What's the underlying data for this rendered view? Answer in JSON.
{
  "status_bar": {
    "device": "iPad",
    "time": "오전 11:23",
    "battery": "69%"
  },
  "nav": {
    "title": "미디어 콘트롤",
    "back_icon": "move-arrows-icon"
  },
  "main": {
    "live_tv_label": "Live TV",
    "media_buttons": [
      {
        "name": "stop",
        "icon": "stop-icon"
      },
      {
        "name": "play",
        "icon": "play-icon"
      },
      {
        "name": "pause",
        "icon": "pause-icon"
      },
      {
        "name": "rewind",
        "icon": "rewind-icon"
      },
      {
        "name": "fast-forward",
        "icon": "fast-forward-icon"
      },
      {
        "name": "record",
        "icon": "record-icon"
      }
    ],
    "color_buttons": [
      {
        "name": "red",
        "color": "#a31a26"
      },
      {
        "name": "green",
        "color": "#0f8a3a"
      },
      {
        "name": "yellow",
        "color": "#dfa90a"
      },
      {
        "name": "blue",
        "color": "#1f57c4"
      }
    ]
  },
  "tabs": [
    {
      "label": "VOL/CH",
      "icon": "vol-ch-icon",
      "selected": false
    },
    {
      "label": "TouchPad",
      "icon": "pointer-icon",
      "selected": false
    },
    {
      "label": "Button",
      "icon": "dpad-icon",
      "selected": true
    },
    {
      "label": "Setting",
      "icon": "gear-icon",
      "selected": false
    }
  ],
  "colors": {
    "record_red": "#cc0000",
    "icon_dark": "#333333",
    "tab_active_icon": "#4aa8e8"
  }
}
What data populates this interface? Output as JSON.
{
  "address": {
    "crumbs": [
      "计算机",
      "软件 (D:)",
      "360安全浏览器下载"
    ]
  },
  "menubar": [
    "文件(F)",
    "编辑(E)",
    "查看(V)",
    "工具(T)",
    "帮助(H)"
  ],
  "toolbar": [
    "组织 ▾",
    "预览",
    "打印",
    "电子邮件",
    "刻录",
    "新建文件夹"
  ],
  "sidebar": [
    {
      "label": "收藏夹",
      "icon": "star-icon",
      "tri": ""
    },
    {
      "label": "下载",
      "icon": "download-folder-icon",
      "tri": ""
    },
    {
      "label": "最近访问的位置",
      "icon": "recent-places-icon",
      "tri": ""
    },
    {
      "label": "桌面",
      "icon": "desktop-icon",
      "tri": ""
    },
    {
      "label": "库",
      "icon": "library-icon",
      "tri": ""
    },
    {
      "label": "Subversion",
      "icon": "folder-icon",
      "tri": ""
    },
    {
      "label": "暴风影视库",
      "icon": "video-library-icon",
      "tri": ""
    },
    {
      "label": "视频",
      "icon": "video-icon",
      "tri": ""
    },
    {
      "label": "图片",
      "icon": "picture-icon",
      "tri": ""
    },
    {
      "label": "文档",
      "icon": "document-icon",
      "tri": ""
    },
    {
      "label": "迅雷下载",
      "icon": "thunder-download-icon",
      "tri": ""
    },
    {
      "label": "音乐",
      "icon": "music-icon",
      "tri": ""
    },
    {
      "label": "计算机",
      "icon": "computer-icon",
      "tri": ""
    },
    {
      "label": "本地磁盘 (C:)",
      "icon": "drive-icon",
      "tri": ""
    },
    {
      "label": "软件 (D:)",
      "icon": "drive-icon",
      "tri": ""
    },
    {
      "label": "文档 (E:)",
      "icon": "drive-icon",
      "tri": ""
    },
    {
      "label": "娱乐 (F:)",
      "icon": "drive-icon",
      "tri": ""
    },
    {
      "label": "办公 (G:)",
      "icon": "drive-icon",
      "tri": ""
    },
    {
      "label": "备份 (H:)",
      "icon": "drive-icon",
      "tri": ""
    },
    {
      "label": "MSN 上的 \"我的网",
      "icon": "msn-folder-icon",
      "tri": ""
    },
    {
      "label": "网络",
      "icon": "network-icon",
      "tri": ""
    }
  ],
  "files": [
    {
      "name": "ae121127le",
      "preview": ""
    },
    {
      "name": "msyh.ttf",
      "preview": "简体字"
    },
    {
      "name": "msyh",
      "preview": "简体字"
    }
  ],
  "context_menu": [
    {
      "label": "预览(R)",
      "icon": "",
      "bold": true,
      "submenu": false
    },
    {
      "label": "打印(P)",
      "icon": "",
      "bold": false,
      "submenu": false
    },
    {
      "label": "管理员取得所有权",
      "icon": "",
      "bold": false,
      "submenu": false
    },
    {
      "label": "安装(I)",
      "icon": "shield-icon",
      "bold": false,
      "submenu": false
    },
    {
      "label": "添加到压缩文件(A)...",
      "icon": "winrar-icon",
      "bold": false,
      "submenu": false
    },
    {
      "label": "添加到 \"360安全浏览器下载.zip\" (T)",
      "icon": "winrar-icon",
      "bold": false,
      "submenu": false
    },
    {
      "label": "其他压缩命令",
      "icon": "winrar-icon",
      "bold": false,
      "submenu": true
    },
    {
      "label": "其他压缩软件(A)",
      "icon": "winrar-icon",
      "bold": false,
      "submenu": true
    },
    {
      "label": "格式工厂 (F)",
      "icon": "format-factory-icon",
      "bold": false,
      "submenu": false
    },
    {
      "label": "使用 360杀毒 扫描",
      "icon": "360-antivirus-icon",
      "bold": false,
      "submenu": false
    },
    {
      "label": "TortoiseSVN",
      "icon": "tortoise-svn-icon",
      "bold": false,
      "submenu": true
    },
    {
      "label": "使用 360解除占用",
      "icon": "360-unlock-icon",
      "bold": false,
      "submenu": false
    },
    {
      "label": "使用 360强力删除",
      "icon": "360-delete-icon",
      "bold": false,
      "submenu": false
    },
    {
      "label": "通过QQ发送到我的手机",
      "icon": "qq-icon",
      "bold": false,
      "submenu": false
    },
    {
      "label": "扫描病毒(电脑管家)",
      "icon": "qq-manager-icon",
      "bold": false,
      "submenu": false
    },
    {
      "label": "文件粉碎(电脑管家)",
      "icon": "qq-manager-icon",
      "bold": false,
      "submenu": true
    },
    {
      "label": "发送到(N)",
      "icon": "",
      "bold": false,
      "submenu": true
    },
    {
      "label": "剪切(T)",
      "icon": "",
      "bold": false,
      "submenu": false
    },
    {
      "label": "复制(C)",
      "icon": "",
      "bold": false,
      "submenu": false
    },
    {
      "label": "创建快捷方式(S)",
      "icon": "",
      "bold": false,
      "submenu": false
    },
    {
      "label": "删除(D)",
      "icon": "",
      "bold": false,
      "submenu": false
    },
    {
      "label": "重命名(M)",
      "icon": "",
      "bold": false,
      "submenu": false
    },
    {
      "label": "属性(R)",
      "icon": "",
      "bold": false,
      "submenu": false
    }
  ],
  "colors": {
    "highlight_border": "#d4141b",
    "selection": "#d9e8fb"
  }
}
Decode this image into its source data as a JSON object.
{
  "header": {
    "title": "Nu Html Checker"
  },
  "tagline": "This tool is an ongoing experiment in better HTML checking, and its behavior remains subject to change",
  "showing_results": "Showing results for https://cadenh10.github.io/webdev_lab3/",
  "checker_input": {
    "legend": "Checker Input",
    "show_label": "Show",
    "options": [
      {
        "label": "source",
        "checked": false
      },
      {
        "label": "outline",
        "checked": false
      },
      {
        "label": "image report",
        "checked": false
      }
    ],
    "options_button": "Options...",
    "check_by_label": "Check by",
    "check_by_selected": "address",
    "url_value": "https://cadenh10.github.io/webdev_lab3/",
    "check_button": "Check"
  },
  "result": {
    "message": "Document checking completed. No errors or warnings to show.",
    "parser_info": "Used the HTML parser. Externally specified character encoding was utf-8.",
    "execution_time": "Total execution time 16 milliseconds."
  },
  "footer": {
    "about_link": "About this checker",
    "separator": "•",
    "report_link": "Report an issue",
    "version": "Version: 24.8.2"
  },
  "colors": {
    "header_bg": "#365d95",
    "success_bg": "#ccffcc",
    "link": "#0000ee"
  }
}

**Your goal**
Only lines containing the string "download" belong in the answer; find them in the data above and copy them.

**Finished exercise**
      "icon": "download-folder-icon",
      "icon": "thunder-download-icon",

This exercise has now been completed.